MowgliGirl02

Registered User
Feb 20, 2022
48
0
I don’t know the ins and outs of what’s happened with your mum before now, but I know that I keep thinking I could have done more, said more, changed things, done things, and in truth, yes maybe there were some issues which could have been dealt with sooner. Or maybe I could have done more? (Although people have told me I did everything I could have done.)
However a PWD diagnosis will unfortunately always lead to the same outcome.
You need to try and be kinder to yourself. Because in order for you to deal with what’s coming, you need to be as strong as you can be. I understand that however it is easier said than done.
I wish people would understand that dementia is so much more than just an old people’s disease, or just someone forgetting something or someone.
Dementia is cruel to the person with it, and to the people they loved and left behind. ❤️
 

Muggers

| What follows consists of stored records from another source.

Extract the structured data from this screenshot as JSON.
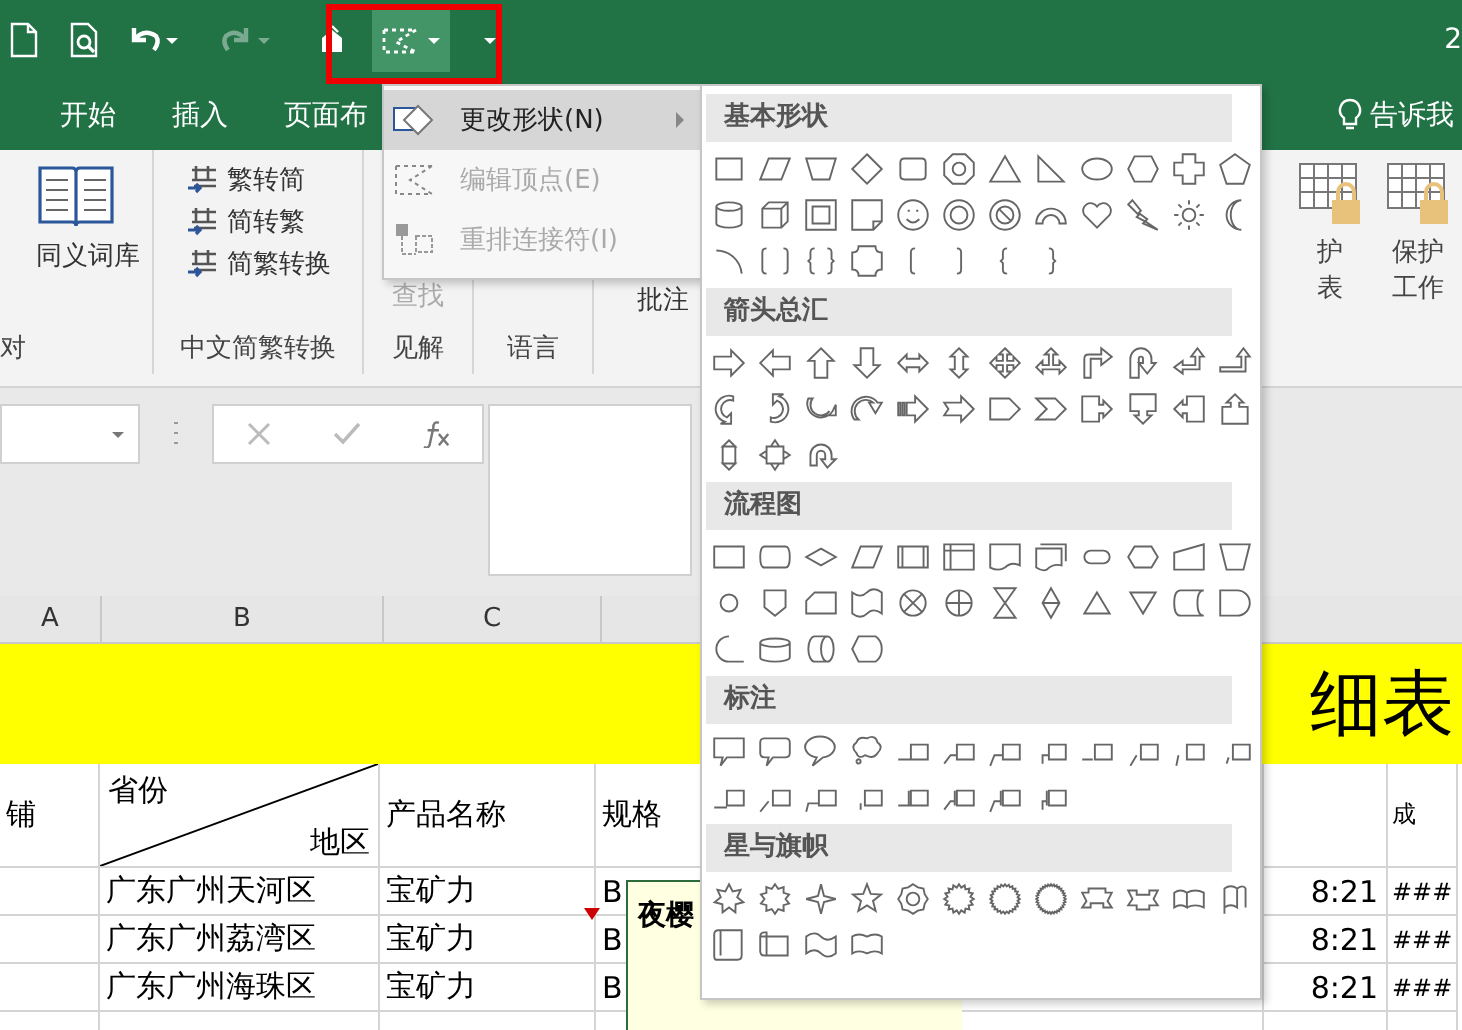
{
  "title_bar": {
    "title_fragment": "2",
    "redo": {
      "disabled": true
    }
  },
  "tabs": [
    {
      "label": "开始",
      "selected": false
    },
    {
      "label": "插入",
      "selected": false
    },
    {
      "label": "页面布",
      "selected": false
    }
  ],
  "tell_me": "告诉我",
  "ribbon": {
    "proofing": {
      "command": "同义词库",
      "group_label": "对"
    },
    "chinese_conversion": {
      "commands": [
        "繁转简",
        "简转繁",
        "简繁转换"
      ],
      "group_label": "中文简繁转换"
    },
    "insights": {
      "command": "查找",
      "disabled": true,
      "group_label": "见解"
    },
    "language": {
      "group_label": "语言"
    },
    "comments": {
      "command": "批注"
    },
    "protect": [
      {
        "line1": "护",
        "line2": "表"
      },
      {
        "line1": "保护",
        "line2": "工作"
      }
    ]
  },
  "columns": [
    "A",
    "B",
    "C"
  ],
  "title_band": "细表",
  "header_row": {
    "column_a": "铺",
    "region_top": "省份",
    "region_bottom": "地区",
    "product": "产品名称",
    "spec": "规格",
    "column_f": "成"
  },
  "rows": [
    {
      "region": "广东广州天河区",
      "product": "宝矿力",
      "spec": "B",
      "time": "8:21",
      "column_f": "###"
    },
    {
      "region": "广东广州荔湾区",
      "product": "宝矿力",
      "spec": "B",
      "time": "8:21",
      "column_f": "###"
    },
    {
      "region": "广东广州海珠区",
      "product": "宝矿力",
      "spec": "B",
      "time": "8:21",
      "column_f": "###"
    }
  ],
  "comment": {
    "author": "夜樱"
  },
  "context_menu": [
    {
      "label": "更改形状(N)",
      "highlighted": true,
      "disabled": false,
      "submenu": true
    },
    {
      "label": "编辑顶点(E)",
      "highlighted": false,
      "disabled": true,
      "submenu": false
    },
    {
      "label": "重排连接符(I)",
      "highlighted": false,
      "disabled": true,
      "submenu": false
    }
  ],
  "shape_gallery": {
    "sections": [
      {
        "title": "基本形状",
        "kind": "basic"
      },
      {
        "title": "箭头总汇",
        "kind": "arrows"
      },
      {
        "title": "流程图",
        "kind": "flowchart"
      },
      {
        "title": "标注",
        "kind": "callouts"
      },
      {
        "title": "星与旗帜",
        "kind": "stars"
      }
    ]
  }
}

Registered User
Mar 18, 2024
62
0
Hi I have spoken to the GP and intervention will be minimal she would not be taken to hospital, just made comfortable. I cant bear thinking she might suffer any more.
still we wait so much more sleep now and little response to anything. but the tiny heart keeps on beating.
thoughts to you all in the same position and thank you for the contact
I’m in exactly the same position as you, my mum opened her eyes today and said ‘Thank you’, she hadn’t spoken for two days, then as I was leaving the room I said ‘Be back in a minute for a hug, just you and me’, she then whispered ‘Against the world’, it broke me , I’m still a mess now, I wonder if this is yet another sign that the end is getting closer, these moments we have left with our loved ones are now priceless, hold them close and if you can just be there for them. Xx Another sleepless night for me. X
 

GlennBurch

Registered User
Apr 10, 2024
22
0
Much depends on the specific circumstances and condition of your mother. Sleep can be a reaction to stress and emotional exhaustion, which is quite natural in such a situation. It is important to take care of yourself to maintain your strength and emotional well-being during this difficult time.
 

Jane3

Registered User
Aug 29, 2023
89
0
mum is completely unresponsive mouth open and breathing fluctuating as if snoring. as of yesterday afternoon, she is very warm
i have just been back for three hour sleep